General Motors' recent decision to halt production of the Chevrolet Bolt, despite the model's strong sales performance, has raised questions within the automotive industry. However, a swift reversal of that decision has GM eyeing a new, still-affordable Bolt, and the latest hints suggest that its production might be shifting to Fairfax, Kansas, instead of Michigan's Orion Assembly.
The United Auto Workers' (UAW) tentative agreement with GM, recently posted on the UAW's website, provides insights into the investment commitments secured during negotiations. Notably, the document includes a $391 million allocation for a “future electric vehicle” at the Fairfax Assembly plant in Kansas. Currently, the plant is responsible for manufacturing the Cadillac XT4 and Chevrolet Malibu.
While the UAW document does not specify the exact electric vehicle that could be produced at the Fairfax facility, insider sources informed Reuters that it is likely to be the next-generation Chevrolet Bolt.
The report elaborates on GM's contemplation of producing a lower-cost version of the Bolt electric utility vehicle in Fairfax by 2025. Additionally, the company is considering manufacturing premium electric vehicles for its Cadillac and Chevrolet brands, potentially including a purely electric performance model bearing the revered Corvette nameplate. According to anonymous sources cited in the story, the plan is to commence production at the Lansing facility in 2027.
These developments hold significance on multiple fronts. Firstly, they provide clarity regarding the future of the Fairfax Assembly plant, which employs over 2,000 workers. Previously, the plant's fate appeared uncertain, particularly as the Chevrolet Malibu faced financial challenges. During the peak of the chip shortage crisis caused by the pandemic, the plant experienced extended idle periods, rendering the news of potential EV production a positive development for the facility and its employees.
Secondly, the mention of an all-electric Corvette, even if it entails just one or multiple models carrying the Corvette branding, has sparked anticipation among enthusiasts. If realized, this “pure electric performance model” would mark the first time a “Corvette” is manufactured outside of the iconic Bowling Green, Kentucky factory since the early 1980s. GM, however, has not provided official confirmation regarding the production location of these vehicles.

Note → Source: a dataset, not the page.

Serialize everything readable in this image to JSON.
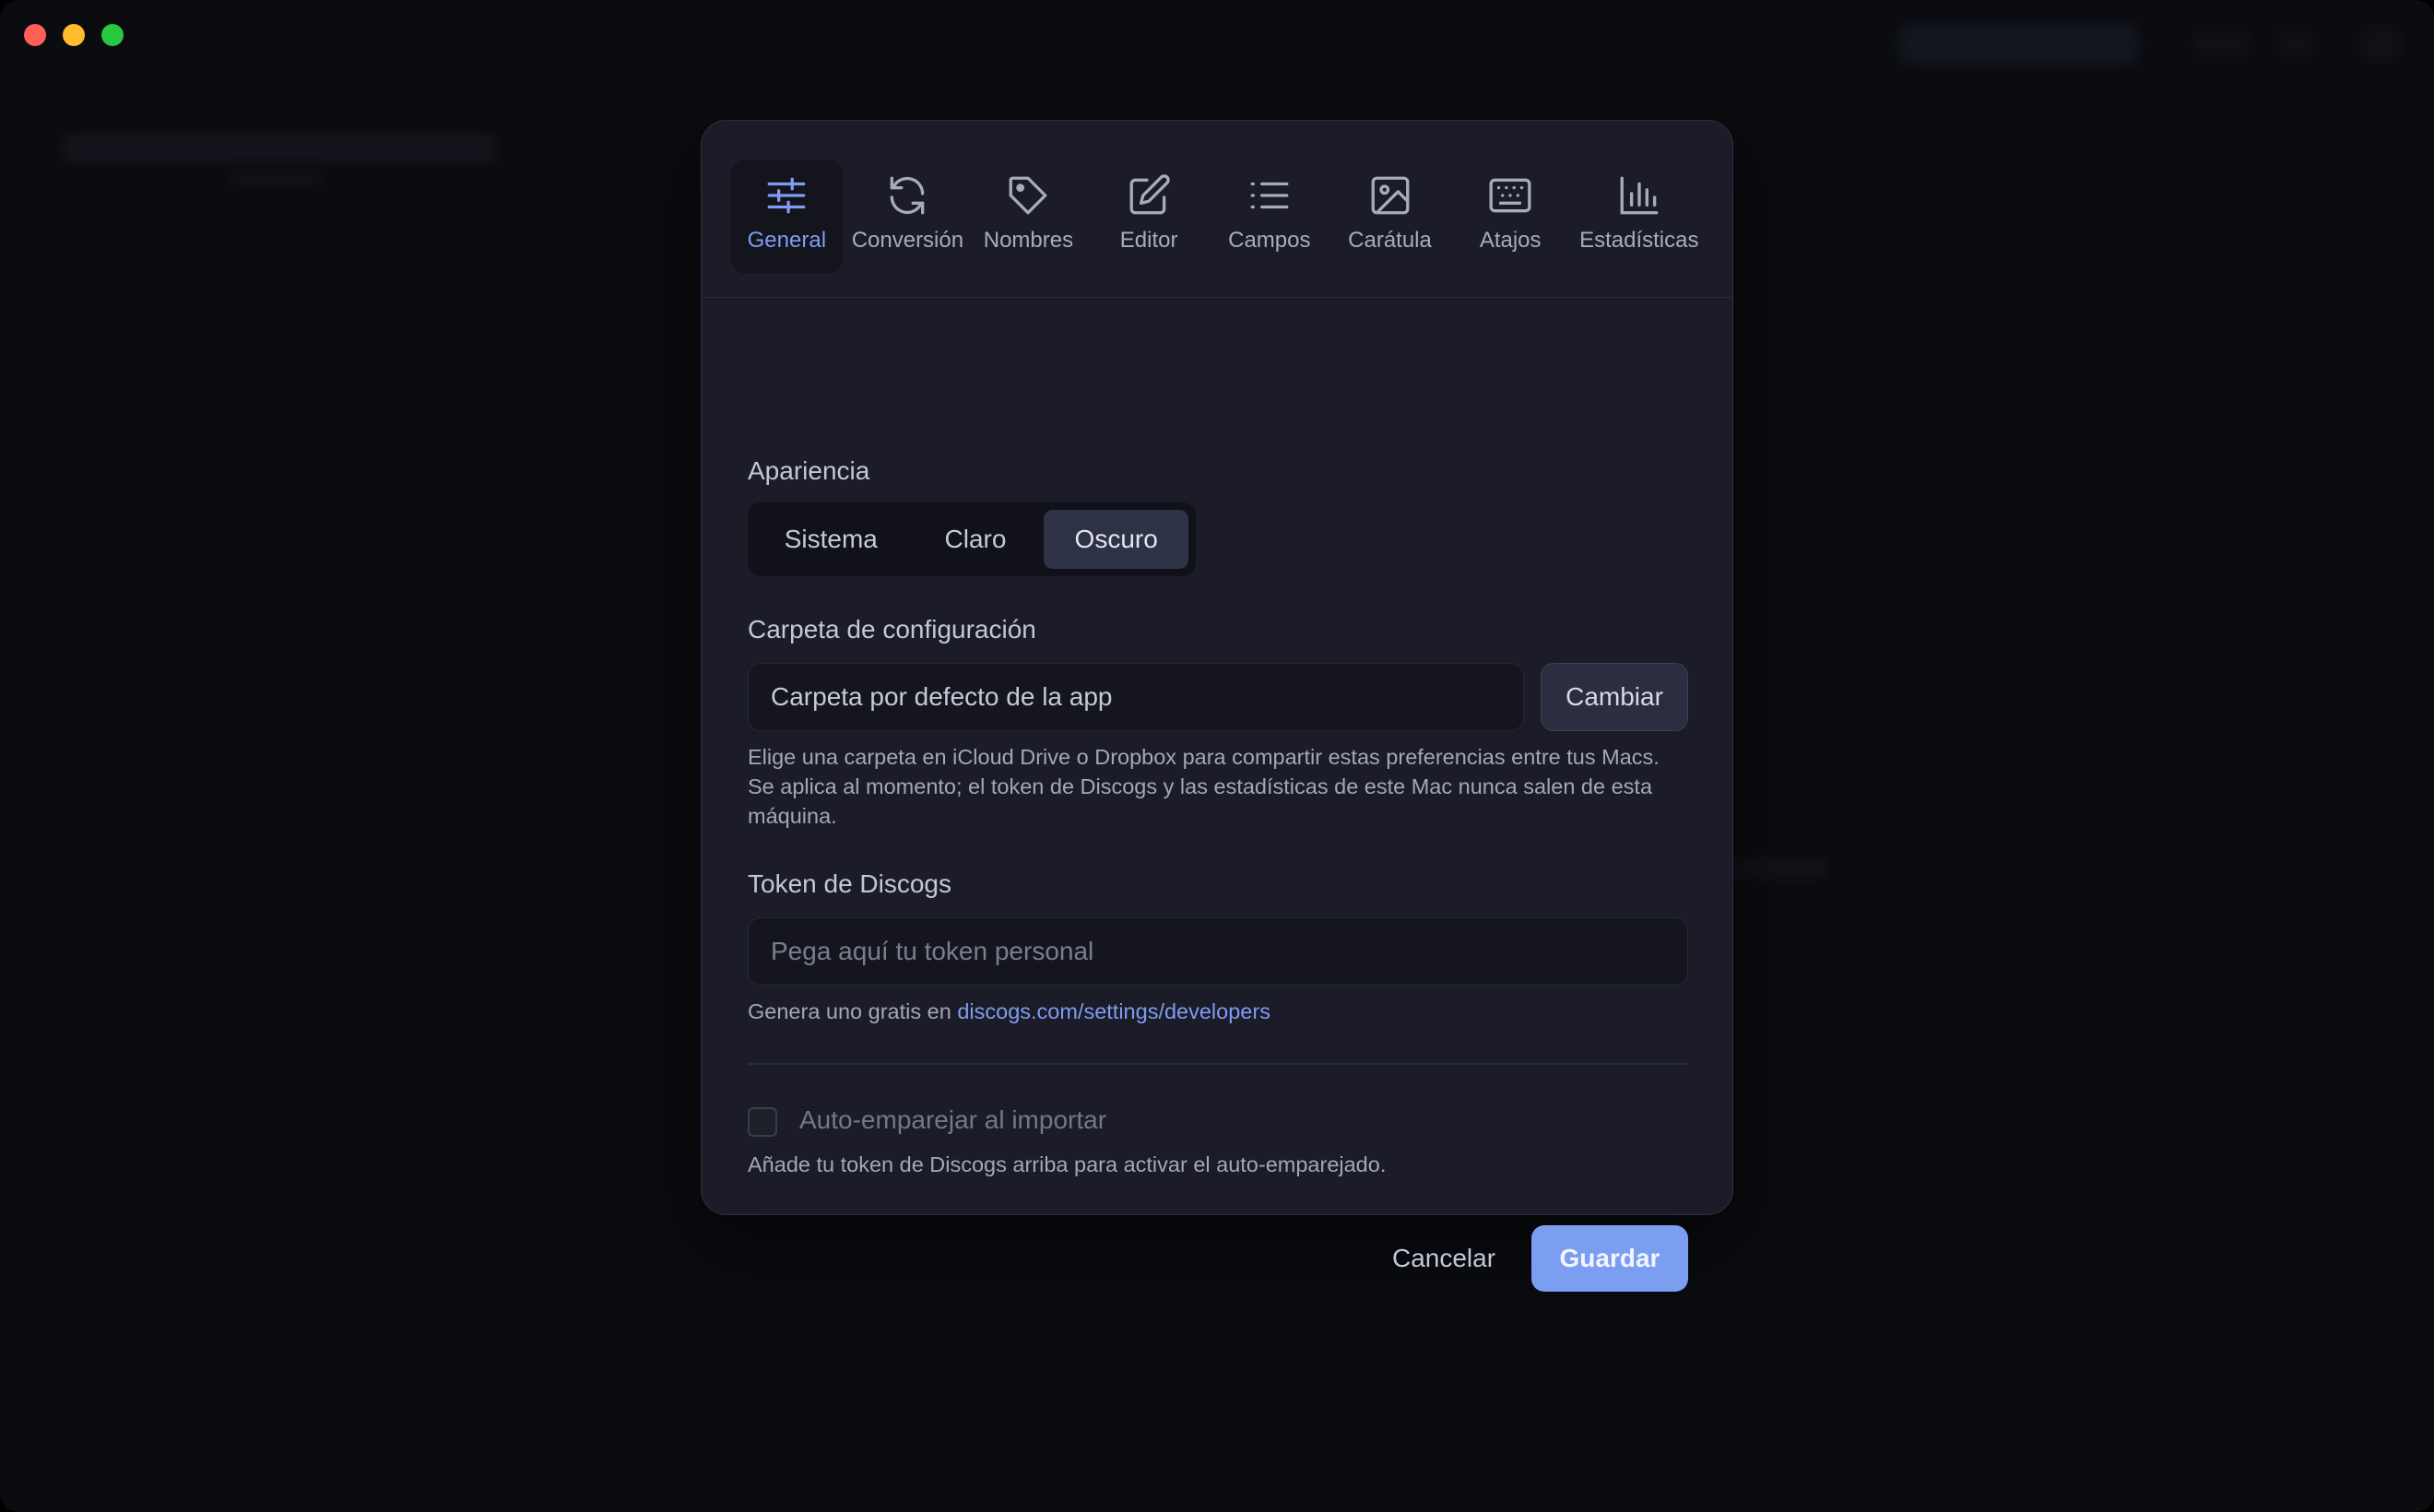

It's worth noting that while UAW contracts secure investments in plant infrastructure, the specific models to be manufactured can be subject to change. GM has recently encountered challenges in scaling up the production of its Ultium electric vehicles, prompting the company to revise its electric plans and investment commitments. Despite a few challenging quarters, investor sentiment remains uncertain, though it may be more a reflection of GM's production capabilities than the concept of electric vehicles.
Nonetheless, this development signals a victory for the UAW, and it aligns with the incentives for U.S. EV production provided by the Inflation Reduction Act. By securing an electric future for a previously uncertain plant, the UAW has made significant progress, and this includes extending coverage to Ultium battery plant workers. The question of whether union labor would play a significant role in the electric vehicle future now seems to be gaining clarity amid ongoing UAW efforts.